The argument is well-made and I already agree with most of what this author says, so why do I find it hard to like the book? One reason is its relentlessly cheerful and chatty style – like a film studies version of a Butlin’s holiday camp, where you are simply forced to enjoy yourself! In the cover blurb, Margaret Pomeranz recognises in the author a “fierce intelligence, passionate advocacy and sense of humour”, and again I must agree. I just found the style eventually exhausting. I wonder, for instance, whether those who do not agree would have the patience to continue to read when they are being so continuously exhorted. In particular, students – who may well start out from the mass culture position that the author so deprecates – are unlikely to take kindly to being intellectually bludgeoned in this way… I wonder if they would have the patience and tolerance to see the book to its conclusion.

Another is the author’s constant self-promotion.  I do not subscribe to the school of thought that excludes the personal from respectable writing – autobiographical detail can often enrich a work, and can make abstractions more accessible. The opening of chapter one is a case in point – drawing on the author’s own life experience. But Australians are brought up to be self-deprecatory, and to expect the same from others: we allow blurb writers and reviewers to refer to the outstanding career and important position of a writer, but we expect writers to be more modest. So by the sixth time the body of the text included mention of the author’s exalted position at AFTRS, I was quite pissed off. B.Ruby Rich calls Jane Mills her ‘favourite know-it-all’ – the sort of back-handed compliment that expresses some of my own ambivalence.

Do not let my comments put you off:- read and judge for yourself. At the very least, a book that centres on the Australian experience, but discusses Australian film culture unapologetically within a global context, can stimulate much-needed debate. One of the points on which I very much agree with Jane Mills is the need for media education in schools, to produce a film-literate audience, that can respond intelligently to the smallest local production as well as to the latest Hollywood blockbuster. If this book manages to contribute to such an outcome, then more power to her elbow!

Ina Bertrand

About the Author

Ina Bertrand

About the Authors

Ina Bertrand

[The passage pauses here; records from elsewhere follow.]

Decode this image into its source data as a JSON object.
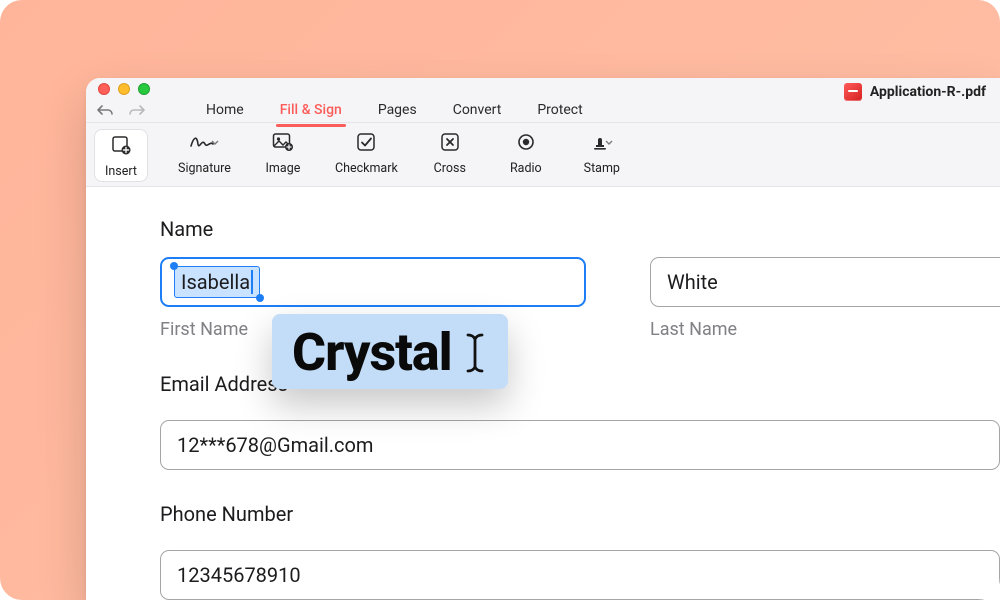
{
  "document": {
    "title": "Application-R-.pdf"
  },
  "tabs": {
    "home": "Home",
    "fill_sign": "Fill & Sign",
    "pages": "Pages",
    "convert": "Convert",
    "protect": "Protect",
    "active": "fill_sign"
  },
  "ribbon": {
    "insert": "Insert",
    "signature": "Signature",
    "image": "Image",
    "checkmark": "Checkmark",
    "cross": "Cross",
    "radio": "Radio",
    "stamp": "Stamp"
  },
  "form": {
    "name_label": "Name",
    "first_name_sub": "First Name",
    "last_name_sub": "Last Name",
    "first_name_value": "Isabella",
    "last_name_value": "White",
    "email_label": "Email  Address",
    "email_value": "12***678@Gmail.com",
    "phone_label": "Phone Number",
    "phone_value": "12345678910"
  },
  "overlay": {
    "typed_word": "Crystal"
  }
}
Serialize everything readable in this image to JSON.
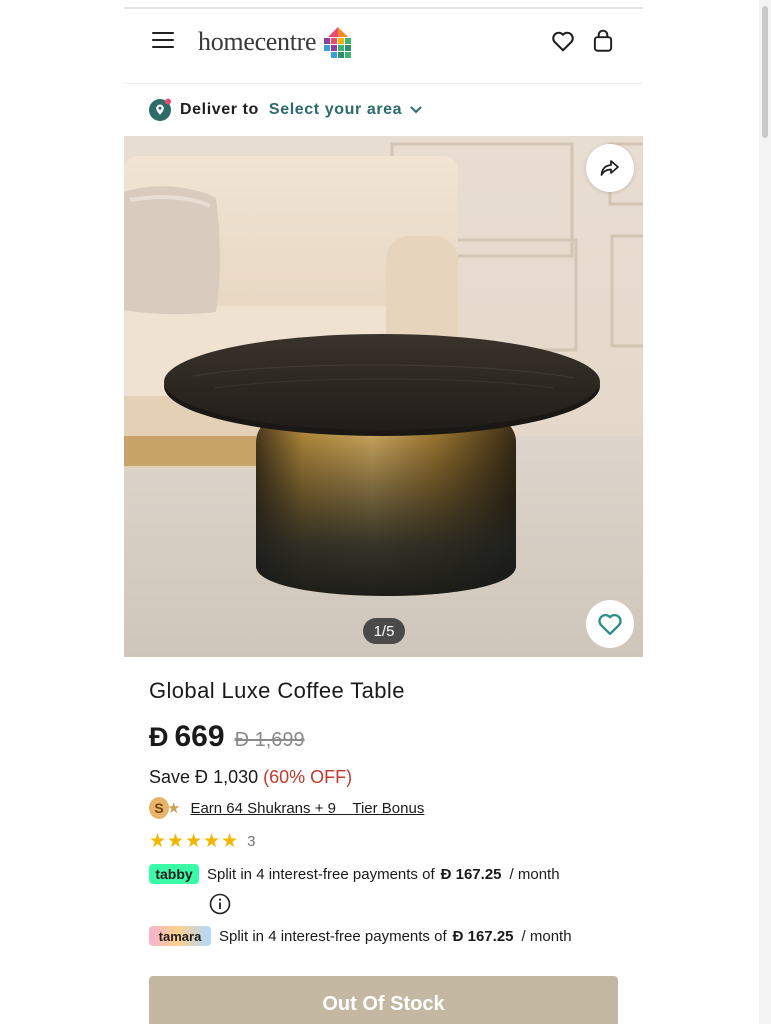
{
  "header": {
    "logo_text": "homecentre",
    "menu_icon": "hamburger-menu-icon",
    "wishlist_icon": "heart-icon",
    "bag_icon": "shopping-bag-icon"
  },
  "delivery": {
    "label": "Deliver to",
    "value": "Select your area"
  },
  "gallery": {
    "counter": "1/5"
  },
  "product": {
    "title": "Global Luxe Coffee Table",
    "currency": "Đ",
    "price": "669",
    "old_price": "1,699",
    "save_label": "Save",
    "save_amount": "1,030",
    "discount": "(60% OFF)",
    "shukrans_badge": "S",
    "shukrans_text": "Earn 64 Shukrans + 9    Tier Bonus",
    "rating_value": 5,
    "rating_stars": "★★★★★",
    "rating_count": "3"
  },
  "payments": {
    "tabby": {
      "logo": "tabby",
      "text": "Split in 4 interest-free payments of",
      "amount": "167.25",
      "suffix": "/ month"
    },
    "tamara": {
      "logo": "tamara",
      "text": "Split in 4 interest-free payments of",
      "amount": "167.25",
      "suffix": "/ month"
    }
  },
  "cta": {
    "label": "Out Of Stock"
  },
  "colors": {
    "accent_teal": "#2d6b6b",
    "discount_red": "#c0392b",
    "star_gold": "#f2b600",
    "oos_button": "#c5b8a2"
  }
}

Ina Bertrand is Principal Fellow, Cinema Programme, School of Culture and Communication, University of Melbourne, Australia. She was foundation editor of Screening the Past.View all posts by Ina Bertrand →